I blame Candy Flip. For a brief period in the early nineties, following the soaraway success of their indie-dance cover of The Beatles "Strawberry Fields Forever", swinging dance cover versions of established classic tunes became a relatively common proposition. Some were enchanting, most were just awful, and some neither offended nor delighted, but were definitely odd talking points.

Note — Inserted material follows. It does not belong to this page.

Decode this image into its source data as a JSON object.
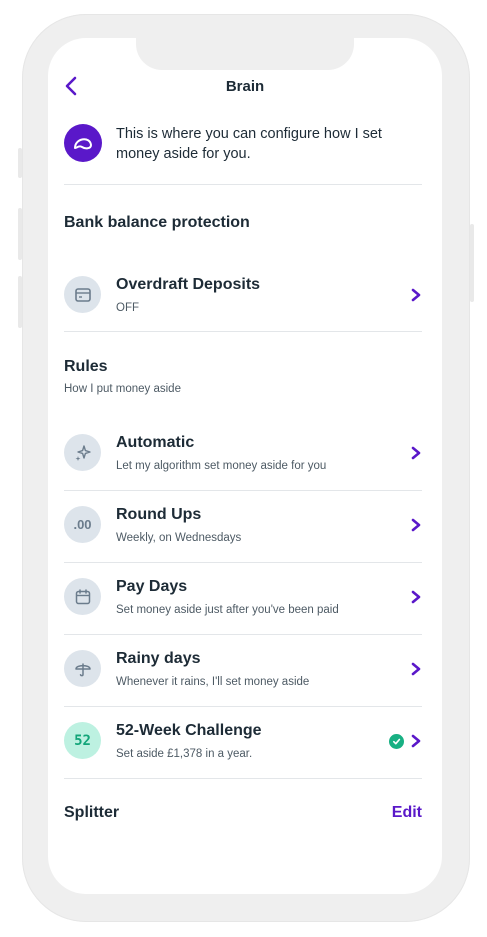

This cover of Kate Bush's "The Man With The Child In His Eyes" by Inside Moves - a group who didn't appear to go on to record any other work - is an unexpected find. It's true to say that "Cloudbusting" was sampled heavily by Utah Saints for "Something Good", so Bush had already had one excursion on to the dancefloor, but this is actually a straight, soulful reinterpretation of her work. It slips and slides down its own smooth and tranquil Ibiza path with its puffing flutes, exquisitely delivered vocals and triad piano lines. It's clearly primed for chill-out compilations, and it does actually work incredibly well within that genre - but seems to have largely slipped out unnoticed at the time, and certainly isn't played at all now.

I have no information on who Inside Moves were, but if their movements were typical of many of the dance producers and performers of this period, they probably naffed off somewhere else to work on another project under another name once this had flopped.


VanceMan said...

Thanks for sharing this one. This makes me think of the multiple "dance" versions of Judie Tzuke's "Stay with Me till Dawn" that kept popping up in the 1990s: not as bad as it could be but totally unnecessary.

23 Daves said...

This really improved for me on the third listen, and I could easily imagine playing it more under the right circumstances, but possibly not in the middle of winter. Should have saved it, perhaps.

I'm going away to investigate the versions of "Stay With Me Till Dawn" you speak of...

Reimer said...

Thanks for this. It's a bit of an abomination. I particularly like the way the titular Man is no longer telling the singer about the sea, but rather about "the scene". The ghost of Biggie or Tupac? Really retains the ethereal lost-horizon quality of the original.